Licorice can be used in the treatment of ileitis, the inflammation of ileum (last part of the small intestine). Because of its antispasmodic property, it is effective in diseases like irritable bowel syndrome, leaky gut syndrome (damaged bowel lining caused by antibiotics, toxins, parasites, etc.) and Crohn's disease. In traditional herbal medicines, it is also used in the treatment of cancer. Some studies have shown that licorice can be effective in heart diseases, while some other studies have found it to reduce the level of cholesterol.

Licorice has been found to reduce the risk of atherosclerosis (hardening of arteries) in mice. Licorice is also supposed to enhance memory and cognition. Some researches have shown that the compound glycyrrhizin found in licorice may be effective in treating hepatitis B and hepatitis C. It is also found to reduce body fat.

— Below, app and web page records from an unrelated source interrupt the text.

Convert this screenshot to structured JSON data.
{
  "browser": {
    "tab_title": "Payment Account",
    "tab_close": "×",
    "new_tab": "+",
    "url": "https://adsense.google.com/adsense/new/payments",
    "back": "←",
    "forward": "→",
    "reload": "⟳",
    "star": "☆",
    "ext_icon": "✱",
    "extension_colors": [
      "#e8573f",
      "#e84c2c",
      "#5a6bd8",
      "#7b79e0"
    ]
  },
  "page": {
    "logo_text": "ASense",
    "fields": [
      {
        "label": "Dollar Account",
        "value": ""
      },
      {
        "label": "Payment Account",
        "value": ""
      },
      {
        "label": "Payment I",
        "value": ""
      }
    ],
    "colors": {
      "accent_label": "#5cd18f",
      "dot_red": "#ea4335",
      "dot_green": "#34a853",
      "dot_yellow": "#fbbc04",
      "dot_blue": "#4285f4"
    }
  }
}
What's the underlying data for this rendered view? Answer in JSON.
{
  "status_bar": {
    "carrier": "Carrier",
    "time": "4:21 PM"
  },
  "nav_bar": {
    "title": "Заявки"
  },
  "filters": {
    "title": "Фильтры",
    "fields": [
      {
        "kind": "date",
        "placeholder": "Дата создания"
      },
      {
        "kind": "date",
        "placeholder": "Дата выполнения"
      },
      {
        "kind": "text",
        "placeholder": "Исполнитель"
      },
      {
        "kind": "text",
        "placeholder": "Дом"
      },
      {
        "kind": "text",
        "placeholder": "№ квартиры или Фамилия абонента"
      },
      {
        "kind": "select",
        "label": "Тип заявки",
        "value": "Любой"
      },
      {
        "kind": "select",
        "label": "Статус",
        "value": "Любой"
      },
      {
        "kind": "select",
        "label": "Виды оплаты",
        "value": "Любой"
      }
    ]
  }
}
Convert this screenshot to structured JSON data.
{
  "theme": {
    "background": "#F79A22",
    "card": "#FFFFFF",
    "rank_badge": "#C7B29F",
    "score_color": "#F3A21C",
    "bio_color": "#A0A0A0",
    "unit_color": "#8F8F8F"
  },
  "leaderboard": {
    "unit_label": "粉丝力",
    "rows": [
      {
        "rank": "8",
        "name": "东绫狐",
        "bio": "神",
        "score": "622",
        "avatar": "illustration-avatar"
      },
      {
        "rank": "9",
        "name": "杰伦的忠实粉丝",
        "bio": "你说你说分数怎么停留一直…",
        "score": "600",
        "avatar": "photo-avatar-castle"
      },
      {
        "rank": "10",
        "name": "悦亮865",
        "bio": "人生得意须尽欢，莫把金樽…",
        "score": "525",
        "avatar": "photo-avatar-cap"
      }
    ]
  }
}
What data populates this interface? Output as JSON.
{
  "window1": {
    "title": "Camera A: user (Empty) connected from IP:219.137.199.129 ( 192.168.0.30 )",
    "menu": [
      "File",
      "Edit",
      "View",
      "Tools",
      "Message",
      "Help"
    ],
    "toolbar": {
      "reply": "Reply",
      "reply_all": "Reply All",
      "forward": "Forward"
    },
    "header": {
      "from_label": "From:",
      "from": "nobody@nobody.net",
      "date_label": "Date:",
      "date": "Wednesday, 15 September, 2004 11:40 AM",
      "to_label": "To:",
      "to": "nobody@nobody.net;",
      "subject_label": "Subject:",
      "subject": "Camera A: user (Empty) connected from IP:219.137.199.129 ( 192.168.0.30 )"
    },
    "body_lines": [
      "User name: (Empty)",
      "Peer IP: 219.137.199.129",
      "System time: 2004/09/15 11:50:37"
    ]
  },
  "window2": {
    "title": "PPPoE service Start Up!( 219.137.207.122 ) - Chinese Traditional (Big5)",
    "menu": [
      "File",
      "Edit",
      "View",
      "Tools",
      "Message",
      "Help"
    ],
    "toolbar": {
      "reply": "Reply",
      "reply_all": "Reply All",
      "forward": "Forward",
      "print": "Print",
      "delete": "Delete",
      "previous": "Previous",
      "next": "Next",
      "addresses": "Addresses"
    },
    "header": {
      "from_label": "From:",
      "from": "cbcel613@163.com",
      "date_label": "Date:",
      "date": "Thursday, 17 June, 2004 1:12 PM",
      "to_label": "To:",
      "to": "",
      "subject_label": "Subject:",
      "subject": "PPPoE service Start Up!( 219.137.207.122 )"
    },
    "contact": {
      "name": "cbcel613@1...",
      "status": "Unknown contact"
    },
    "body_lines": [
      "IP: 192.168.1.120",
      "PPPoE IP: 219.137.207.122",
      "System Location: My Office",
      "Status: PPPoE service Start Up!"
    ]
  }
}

Some recent studies suggested that this magic herb can be effective in treating HIV/AIDS as it inhibits the replication of HIV and stimulate interferons, which is the virus fighting agent of the body.

However, excess consumption of licorice candies has been found to be harmful for the liver and cardiovascular system. Over-consumption of licorice causes hypertension and edema (swelling due to excess accumulation of fluid in cells, tissues and serous cavities). It is also not suggested for people having hypertension and kidney problems. To conclude, it is important to use this herb carefully and in moderate amounts for medicinal purposes, to derive maximum health benefits.


Post a Comment